I am going to be upfront from the beginning. This is a post about what I do not post about.
Let me explain.
There are special needs parenting blogs out there written by parents that take a ‘tell it like it is’ approach to what life is like with their child/ren.
I read these blogs. I ‘get it’. It is my personal choice to not go into some of the more difficult day-to-day details about my Kiddo on this blog. There are a for a few reasons for this.
Well … three reasons.
1. My son can read. Not fluently yet… but soon he will. One day he may choose to read this blog and I am mindful of this when I write.
2. My son can talk. It so follows that he can ask questions. About everything.
3. It is his life. Not mine.
So… Yes. Apart from the daily challenges of raising a child, there are absolutely the extra challenges of raising a child with special needs. Some of these challenges are unique to autism. That is a fact.
Some of these challenges are big, some small. Some days are smoother sailing. Some days things go pear shaped and the wheels completely fall off. Some days, even months, are just downright impossible.

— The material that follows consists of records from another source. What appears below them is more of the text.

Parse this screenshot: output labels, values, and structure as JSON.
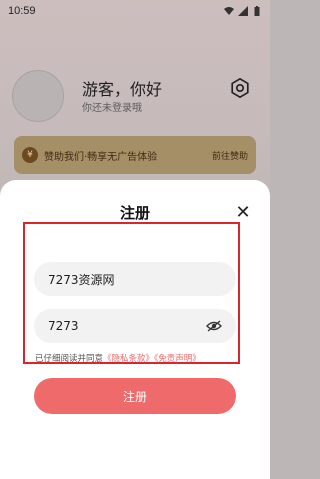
{
  "status_bar": {
    "time": "10:59"
  },
  "background": {
    "greeting": "游客，你好",
    "subtitle": "你还未登录哦",
    "donate_text": "赞助我们·畅享无广告体验",
    "donate_action": "前往赞助",
    "coin_symbol": "¥"
  },
  "register_sheet": {
    "title": "注册",
    "close_symbol": "✕",
    "username_value": "7273资源网",
    "password_value": "7273",
    "agreement_prefix": "已仔细阅读并同意",
    "privacy_link": "《隐私条款》",
    "disclaimer_link": "《免责声明》",
    "submit_label": "注册"
  },
  "colors": {
    "accent": "#ef6b6b",
    "highlight_box": "#d9252f",
    "link": "#f06b6b"
  }
}
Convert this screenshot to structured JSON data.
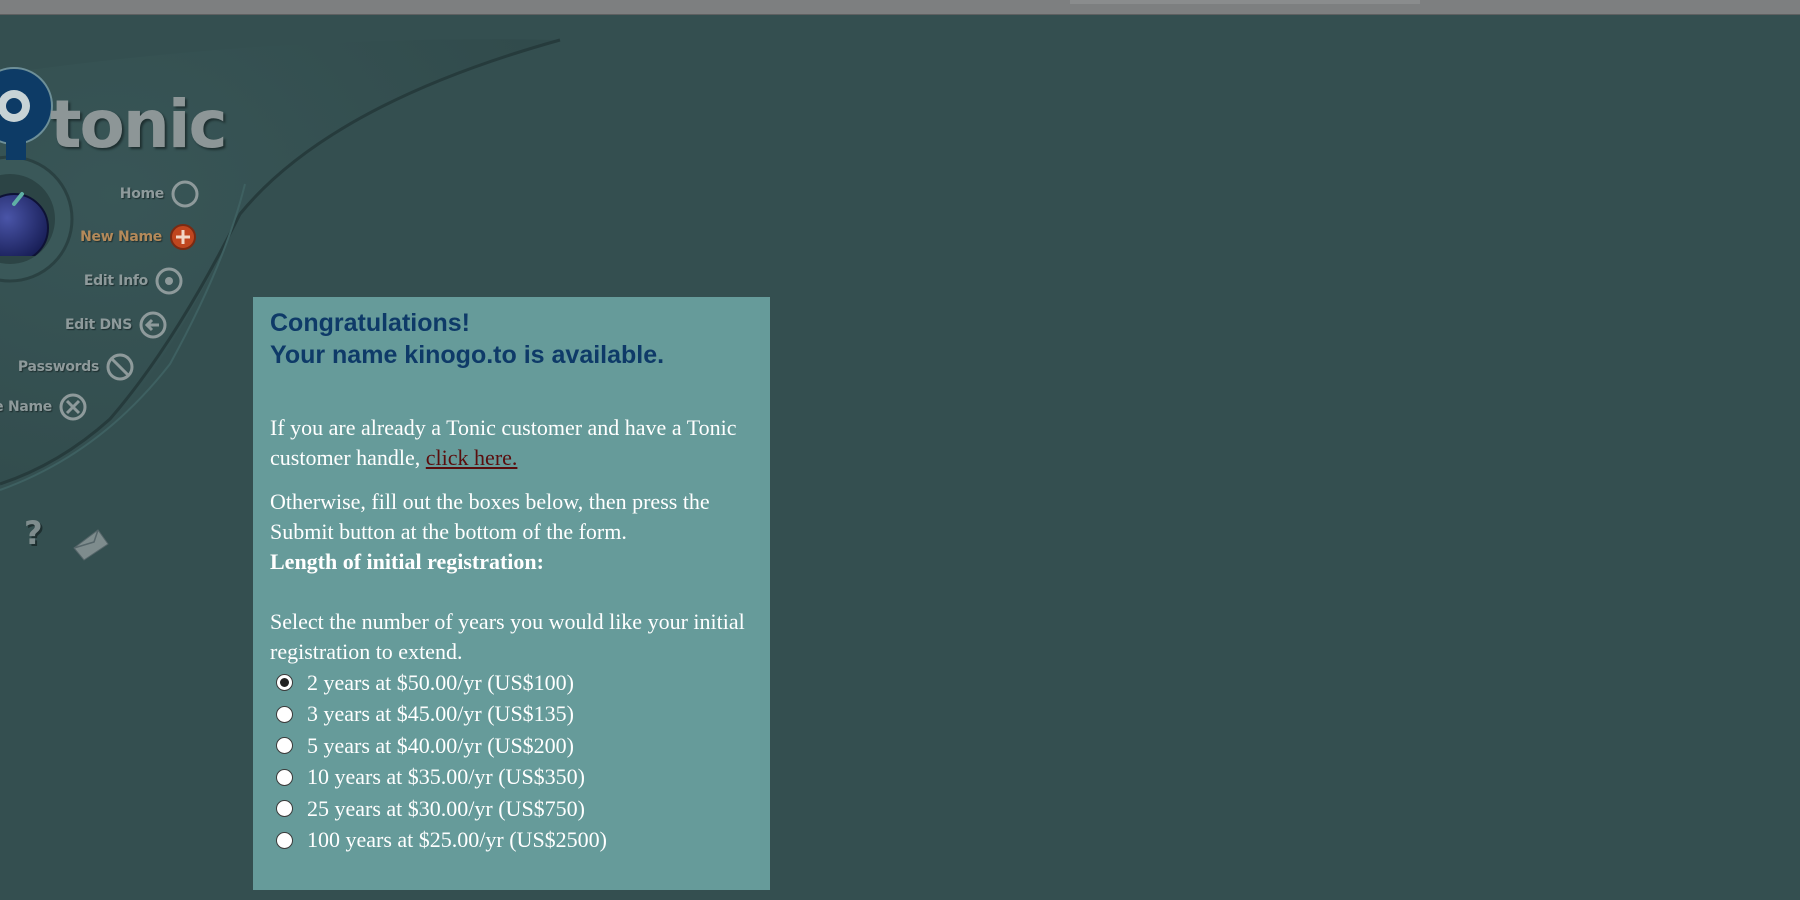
{
  "logo": {
    "text": "tonic"
  },
  "nav": [
    {
      "label": "Home",
      "icon": "circle-icon"
    },
    {
      "label": "New Name",
      "icon": "plus-circle-icon"
    },
    {
      "label": "Edit Info",
      "icon": "target-icon"
    },
    {
      "label": "Edit DNS",
      "icon": "arrow-left-circle-icon"
    },
    {
      "label": "Passwords",
      "icon": "no-entry-icon"
    },
    {
      "label": "e Name",
      "icon": "x-circle-icon"
    }
  ],
  "help": {
    "icon": "question-mark-icon"
  },
  "mail": {
    "icon": "envelope-icon"
  },
  "content": {
    "title1": "Congratulations!",
    "title2": "Your name kinogo.to is available.",
    "customer_text": "If you are already a Tonic customer and have a Tonic customer handle, ",
    "customer_link": "click here.",
    "otherwise_text": "Otherwise, fill out the boxes below, then press the Submit button at the bottom of the form.",
    "length_heading": "Length of initial registration:",
    "select_text": "Select the number of years you would like your initial registration to extend.",
    "options": [
      {
        "label": "2 years at $50.00/yr (US$100)",
        "selected": true
      },
      {
        "label": "3 years at $45.00/yr (US$135)",
        "selected": false
      },
      {
        "label": "5 years at $40.00/yr (US$200)",
        "selected": false
      },
      {
        "label": "10 years at $35.00/yr (US$350)",
        "selected": false
      },
      {
        "label": "25 years at $30.00/yr (US$750)",
        "selected": false
      },
      {
        "label": "100 years at $25.00/yr (US$2500)",
        "selected": false
      }
    ]
  },
  "colors": {
    "page_background": "#344f50",
    "panel_background": "#669b9a",
    "title": "#0e3a68",
    "link": "#5a0d0d",
    "new_name_accent": "#c0461f"
  }
}
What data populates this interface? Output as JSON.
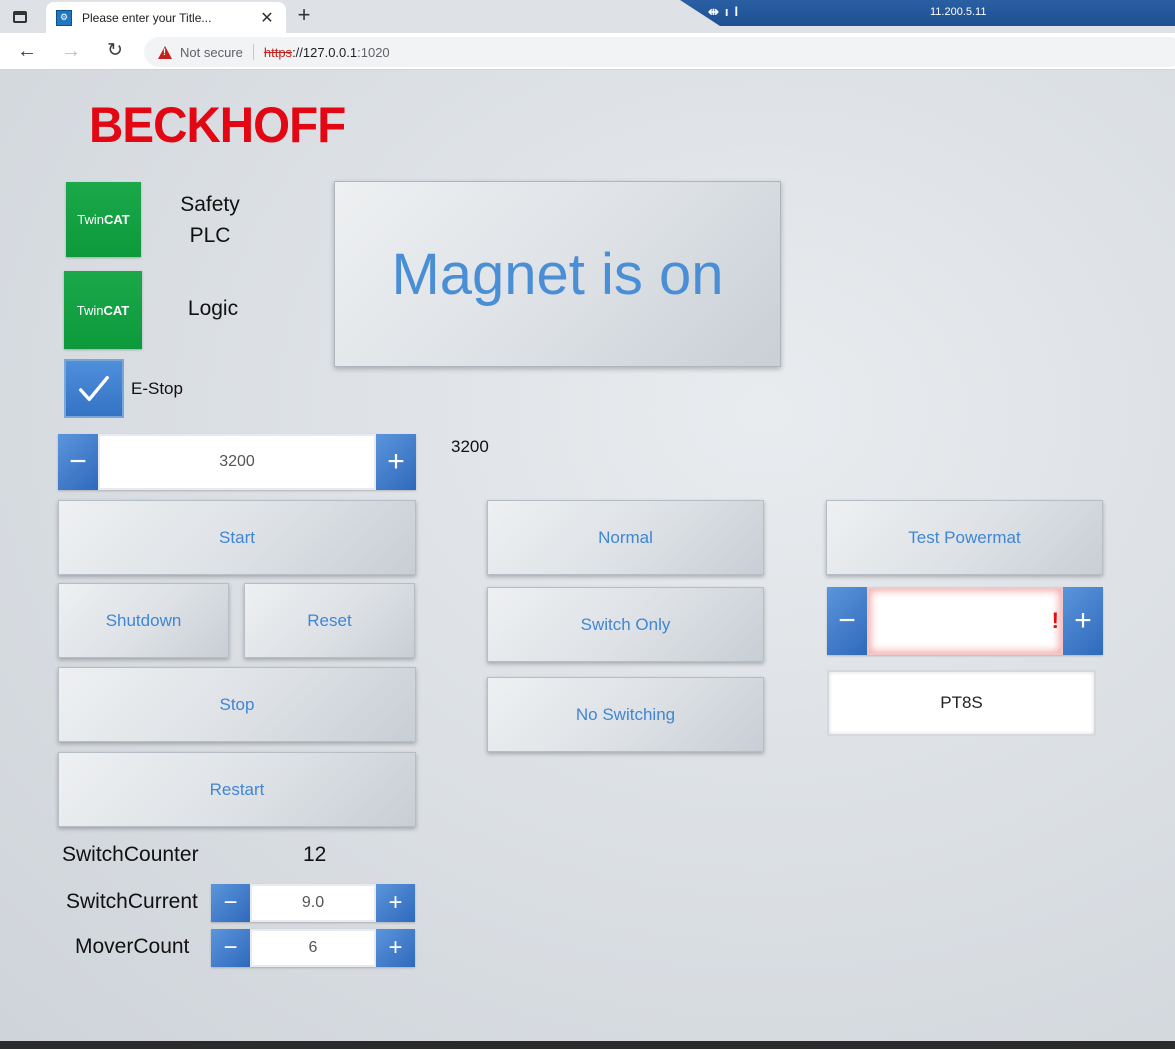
{
  "browser": {
    "tab_title": "Please enter your Title...",
    "not_secure": "Not secure",
    "url_scheme": "https",
    "url_host": "://127.0.0.1",
    "url_port": ":1020",
    "remote_ip": "11.200.5.11"
  },
  "brand": {
    "logo_text": "BECKHOFF",
    "logo_color": "#e30613",
    "twincat_badge": "TwinCAT",
    "twincat_color": "#1aa84a"
  },
  "status": {
    "safety_label_line1": "Safety",
    "safety_label_line2": "PLC",
    "logic_label": "Logic",
    "magnet_message": "Magnet is on",
    "estop_label": "E-Stop",
    "estop_checked": true
  },
  "setpoint": {
    "value": "3200",
    "readout": "3200"
  },
  "controls": {
    "start": "Start",
    "shutdown": "Shutdown",
    "reset": "Reset",
    "stop": "Stop",
    "restart": "Restart"
  },
  "modes": {
    "normal": "Normal",
    "switch_only": "Switch Only",
    "no_switching": "No Switching"
  },
  "powermat": {
    "test_label": "Test Powermat",
    "input_value": "",
    "error_mark": "!",
    "duration": "PT8S"
  },
  "stats": {
    "switch_counter_label": "SwitchCounter",
    "switch_counter_value": "12",
    "switch_current_label": "SwitchCurrent",
    "switch_current_value": "9.0",
    "mover_count_label": "MoverCount",
    "mover_count_value": "6"
  },
  "colors": {
    "accent_blue": "#3f86d4",
    "stepper_blue": "#2f69bb",
    "error_red": "#e01010"
  }
}
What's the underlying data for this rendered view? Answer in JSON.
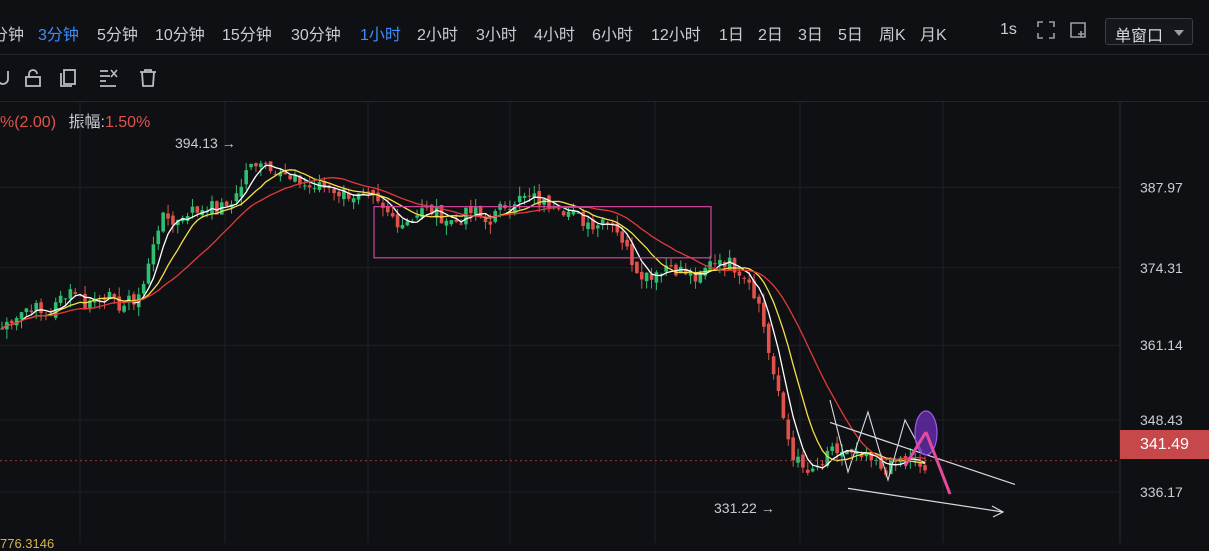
{
  "toolbar": {
    "timeframes": [
      "分钟",
      "3分钟",
      "5分钟",
      "10分钟",
      "15分钟",
      "30分钟",
      "1小时",
      "2小时",
      "3小时",
      "4小时",
      "6小时",
      "12小时",
      "1日",
      "2日",
      "3日",
      "5日",
      "周K",
      "月K"
    ],
    "active_timeframes": [
      "3分钟",
      "1小时"
    ],
    "interval_label": "1s",
    "window_mode": "单窗口"
  },
  "drawing_tools": [
    "magnet-icon",
    "lock-icon",
    "layers-icon",
    "visibility-icon",
    "trash-icon"
  ],
  "info_bar": {
    "change": "%(2.00)",
    "amplitude_label": "振幅:",
    "amplitude_value": "1.50%"
  },
  "bottom_text": "776.3146",
  "colors": {
    "up": "#2fbf71",
    "down": "#e0524c",
    "ma_fast": "#ffffff",
    "ma_mid": "#f5e04a",
    "ma_slow": "#e23a3a",
    "accent": "#3d8bfd"
  },
  "chart_data": {
    "type": "candlestick",
    "y_axis": {
      "ticks": [
        387.97,
        374.31,
        361.14,
        348.43,
        336.17
      ],
      "ylim": [
        327.5,
        402.5
      ],
      "position": "right"
    },
    "last_price": 341.49,
    "annotations": {
      "high": "394.13",
      "low": "331.22"
    },
    "series": [
      {
        "name": "close_path",
        "values": [
          364,
          366,
          367,
          368,
          366,
          367,
          370,
          371,
          368,
          369,
          370,
          368,
          368,
          369,
          372,
          381,
          383,
          382,
          384,
          384,
          385,
          384,
          385,
          387,
          391,
          393,
          392,
          391,
          389,
          389,
          388,
          388,
          388,
          387,
          387,
          386,
          386,
          384,
          383,
          382,
          383,
          384,
          384,
          383,
          382,
          383,
          384,
          382,
          383,
          385,
          386,
          386,
          386,
          385,
          386,
          384,
          383,
          382,
          382,
          383,
          381,
          377,
          374,
          373,
          374,
          375,
          374,
          373,
          372,
          375,
          376,
          375,
          374,
          372,
          367,
          358,
          350,
          343,
          340,
          339,
          341,
          343,
          343,
          342,
          342,
          341,
          340,
          341,
          342,
          341,
          340
        ]
      }
    ],
    "range_box": {
      "y_top": 384.7,
      "y_bottom": 376.0
    },
    "triangle_pattern": {
      "upper_start": 348.0,
      "lower_start": 339.0
    }
  }
}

But here’s the thing. In the past twelve months I have been pregnant with my second child, I have given birth and I have moved countries. I have set up life in a new house, with a new school, new friends, new church, basically new everything.
I have had ‘glass behind the eyes’ levels of tiredness with a new baby. I experienced crushing jet lag. I would do a 100 jobs a day and still barely scratch the surface of what needed to be done. There were some crazy, scrape -through-by-the-skin-of-my-teeth, yes-I will-be-using-catastrophic-language- when-conversing-with-my-husband kind of days.
Now I no longer reside inside the eye of that tornado. Things are calmer and I am feeling settled. Kiddo and Baby Girl are doing well. This makes me breathe easy.
So thankfully my husband did not write about what things were like when I was having a more difficult time. He did not post it on the internet. It’s hardly news that even though I am in my late thirties and I do not have a disability that yes- I do have challenging times!
My son is six. He has autism. I feel utterly distressed when he is having a hard time. Sometimes answers for him come from my own knowledge and experience, sometimes help comes from other autism mama’s, and sometimes from educators and professionals. Sometimes there does not seem to be an immediate solution and it is really tough. To date though he (and we) have been able to get through and get on with our own version of ‘normal life’.
When it is not my Proudest Moment or my Finest Hour I take it for granted that those hours and moments will stay off the internet and within the loving confines of my family and closest friends.
I want my son to be able to take this for granted also.